The Wuhou temple serves as a memorial for the Three Kingdom Period. It’s characterized by the quietness and historical artifacts on display. It proudly serves as one of the largest preserved museums of that area from the Three Kingdom period. This period (220 – 280 AD) started with the Jin dynasty and marks the division of China between the three states: Wei, Shu, and Wu. In addition, this period also marks one of the bloodiest historical events in China. Nevertheless, this period has been romanticized by some Asian cultures, through folk stories, films, television, and even video games. Travel back in time by admiring the old artifacts on display, while learning about some of China’s most significant historical events. We recommend doing some background research about this period so you can better understand the displayed artifacts.
5. Tibet district
Since Chengdu is one of the bigger cities closest to Tibet, therefore known as the gateway city to the Tibetan plateau. So, you should definitely take some time to visit the Tibet district. It is closely located to the Wuhou Temple and is, therefore, a good option for an afternoon stroll. The Tibetan quarter is home to thousands of Tibetan residents. If you don’t have the time or the resources to visit Tibet, this is a nice place to get a first impression. Visit ethnic shops that sell authentic and handcrafted products. Enjoy some local foods and snacks.
6. Mount Qingcheng
For the more adventurous and sporty tourists out there this is a perfect place to get some exercise. Feeling guilty because you have been indulging yourself in local snacks? Here is your chance to become (a bit) more active. The Mount Qingcheng is a famous Taoist mountain and offers many historical and cultural sites. Admire the beautiful green scenery and enjoy the fresh air and nature. When visiting this mountain, be prepared to get your hiking gear out as it can require some hiking. However, there is also the option to take a cableway up the mountain. Once you reach the top, you’ll be rewarded by the beautiful Taoist temple complex that is located on top of this holy mountain. This mountain is comprised of two sides, a front- and rear- mountainside. The front mountain offers more historical and cultural sides, whereas the rear mountain is characterized by its stunning green scenery. Depending on what side of the mountain and how you’ll be going up the mountain, you should either take a day or a half-day to visit the mountain.
7. Chunxi Road
Be ready to spend some money, when visiting Chunxi road, also known as the “Hundred Year Gold Street”. This pedestrianized shopping street offers over 700 shops that range from large department stores, street stalls, supermarkets, restaurants and so much more! All-in-all, there is enough to see, do, eat and shop. The street has a history of 85 years and is the most famous commercialized pedestrian street in Chengdu.

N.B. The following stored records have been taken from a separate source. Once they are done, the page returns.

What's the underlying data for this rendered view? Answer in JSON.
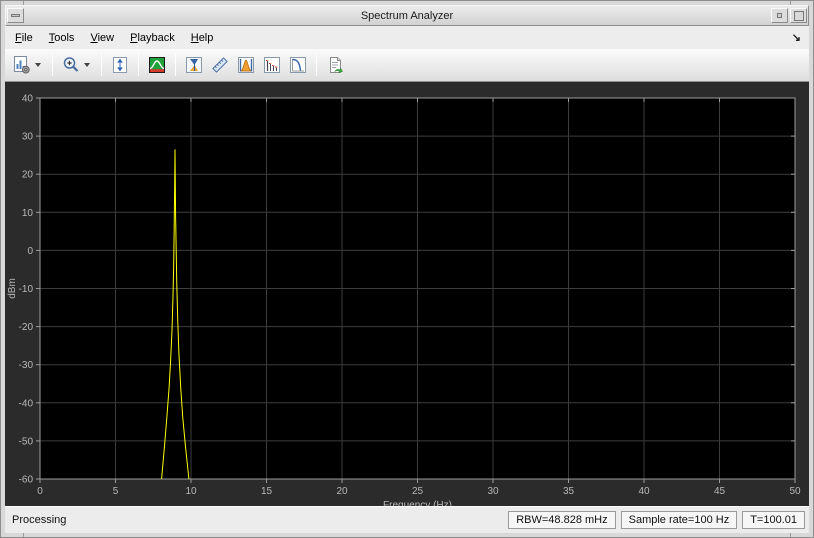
{
  "window": {
    "title": "Spectrum Analyzer"
  },
  "titlebar": {
    "title": "Spectrum Analyzer",
    "left_button_icon": "window-menu-dash-icon",
    "right_button_icons": [
      "minimize-icon",
      "maximize-icon"
    ]
  },
  "menubar": {
    "items": [
      {
        "label": "File"
      },
      {
        "label": "Tools"
      },
      {
        "label": "View"
      },
      {
        "label": "Playback"
      },
      {
        "label": "Help"
      }
    ],
    "overflow_glyph": "↘"
  },
  "toolbar": {
    "buttons": [
      {
        "icon": "spectrum-settings-icon",
        "has_dropdown": true
      },
      {
        "icon": "zoom-in-icon",
        "has_dropdown": true
      },
      {
        "icon": "scale-axes-icon"
      },
      {
        "icon": "spectral-mask-icon"
      },
      {
        "icon": "cursor-measurements-icon"
      },
      {
        "icon": "peak-ruler-icon"
      },
      {
        "icon": "channel-measurements-icon"
      },
      {
        "icon": "distortion-measurements-icon"
      },
      {
        "icon": "ccdf-measurements-icon"
      },
      {
        "icon": "export-icon"
      }
    ]
  },
  "plot": {
    "panel_bg": "#2b2b2b",
    "plot_bg": "#000000",
    "grid_color": "#3d3d3d",
    "box_color": "#9c9c9c",
    "tick_label_color": "#b8b8b8",
    "trace_color": "#ffff00"
  },
  "chart_data": {
    "type": "line",
    "title": "",
    "xlabel": "Frequency (Hz)",
    "ylabel": "dBm",
    "xlim": [
      0,
      50
    ],
    "ylim": [
      -60,
      40
    ],
    "xticks": [
      0,
      5,
      10,
      15,
      20,
      25,
      30,
      35,
      40,
      45,
      50
    ],
    "yticks": [
      -60,
      -50,
      -40,
      -30,
      -20,
      -10,
      0,
      10,
      20,
      30,
      40
    ],
    "grid": true,
    "legend": false,
    "series": [
      {
        "name": "spectrum-trace",
        "color": "#ffff00",
        "points": [
          [
            8.05,
            -60
          ],
          [
            8.25,
            -51
          ],
          [
            8.4,
            -44
          ],
          [
            8.55,
            -36
          ],
          [
            8.65,
            -29
          ],
          [
            8.74,
            -21
          ],
          [
            8.8,
            -13
          ],
          [
            8.85,
            -5
          ],
          [
            8.88,
            4
          ],
          [
            8.91,
            13
          ],
          [
            8.93,
            20
          ],
          [
            8.94,
            26.5
          ],
          [
            8.96,
            18
          ],
          [
            8.98,
            9
          ],
          [
            9.02,
            0
          ],
          [
            9.06,
            -9
          ],
          [
            9.12,
            -18
          ],
          [
            9.2,
            -27
          ],
          [
            9.32,
            -36
          ],
          [
            9.46,
            -44
          ],
          [
            9.62,
            -51
          ],
          [
            9.86,
            -60
          ]
        ]
      }
    ]
  },
  "statusbar": {
    "status": "Processing",
    "panels": [
      {
        "label": "RBW=48.828 mHz"
      },
      {
        "label": "Sample rate=100 Hz"
      },
      {
        "label": "T=100.01"
      }
    ]
  }
}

8. The big Buddha of Leshan
This place might not be really located in Chengdu, nevertheless, with a travel time of 2 hours from Chengdu, it is still worth the journey. The giant stone statue is 71 meters tall and was build between 713 and 803 during the Tang dynasty.
The construction of the statue started in 713 AD. The Buddha statue faces the Mount Emei, with rivers flowing below its feet. No surprise that this statue was built with the intention to calm down the turbulent waters that posed a threat to the boats that went down the river. It is the largest and tallest stone Buddha statue in the world and has been listed as a UNESCO heritage site since 1996.
What are you waiting for?!
Are you just as excited as us to explore this city? Of course, Chengdu has much more to offer then what we listed here. So, join us in Chengdu! Check out the Chinese language courses that we offer in Chengdu. We can also arrange an internship for you in Chengdu and so much more!
Want to know more about traveling in China? Check out this blog post about how to prepare for China! Also, here are some suggestions for other places to visit in China. If you are contemplating whether you want to study in China, check out this post for popular places for foreigners to study in China.